**What to do:** In the data below, find every line with the word "name" and copy it out.

┏━━

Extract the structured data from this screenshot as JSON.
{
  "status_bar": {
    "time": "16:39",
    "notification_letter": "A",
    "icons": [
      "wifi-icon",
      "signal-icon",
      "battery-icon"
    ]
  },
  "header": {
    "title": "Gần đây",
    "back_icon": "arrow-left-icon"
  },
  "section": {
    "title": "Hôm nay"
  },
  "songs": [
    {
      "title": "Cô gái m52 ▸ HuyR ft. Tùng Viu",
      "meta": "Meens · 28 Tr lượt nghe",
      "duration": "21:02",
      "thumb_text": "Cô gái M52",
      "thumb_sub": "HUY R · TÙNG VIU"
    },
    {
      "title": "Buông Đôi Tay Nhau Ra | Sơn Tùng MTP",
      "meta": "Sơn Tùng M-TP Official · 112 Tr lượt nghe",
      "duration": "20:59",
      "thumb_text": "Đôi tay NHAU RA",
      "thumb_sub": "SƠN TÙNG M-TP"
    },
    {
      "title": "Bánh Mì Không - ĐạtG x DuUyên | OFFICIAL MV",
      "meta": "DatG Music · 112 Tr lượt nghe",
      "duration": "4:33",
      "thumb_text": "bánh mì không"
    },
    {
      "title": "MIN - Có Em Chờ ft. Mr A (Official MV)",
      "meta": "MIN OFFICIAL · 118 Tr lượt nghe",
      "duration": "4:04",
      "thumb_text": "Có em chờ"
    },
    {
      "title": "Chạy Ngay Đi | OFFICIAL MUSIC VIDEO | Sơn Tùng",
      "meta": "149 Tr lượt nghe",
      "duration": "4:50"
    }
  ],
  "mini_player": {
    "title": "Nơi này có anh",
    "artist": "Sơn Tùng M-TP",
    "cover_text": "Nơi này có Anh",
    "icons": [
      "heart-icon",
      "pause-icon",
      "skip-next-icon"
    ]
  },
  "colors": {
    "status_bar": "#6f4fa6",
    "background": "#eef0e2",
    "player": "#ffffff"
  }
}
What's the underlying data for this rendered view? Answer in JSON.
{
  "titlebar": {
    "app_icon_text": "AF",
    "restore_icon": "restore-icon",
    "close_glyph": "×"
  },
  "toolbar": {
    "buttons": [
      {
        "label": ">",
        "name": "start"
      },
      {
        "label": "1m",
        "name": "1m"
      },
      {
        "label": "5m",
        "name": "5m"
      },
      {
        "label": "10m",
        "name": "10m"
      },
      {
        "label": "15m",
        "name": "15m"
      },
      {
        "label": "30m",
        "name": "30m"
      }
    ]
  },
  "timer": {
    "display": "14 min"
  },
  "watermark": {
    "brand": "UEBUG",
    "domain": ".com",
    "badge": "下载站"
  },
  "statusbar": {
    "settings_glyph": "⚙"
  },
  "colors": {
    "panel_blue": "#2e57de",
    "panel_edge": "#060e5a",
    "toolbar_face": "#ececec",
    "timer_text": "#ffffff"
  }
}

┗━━

**Exercise solution:**
        "name": "start"
        "name": "1m"
        "name": "5m"
        "name": "10m"
        "name": "15m"
        "name": "30m"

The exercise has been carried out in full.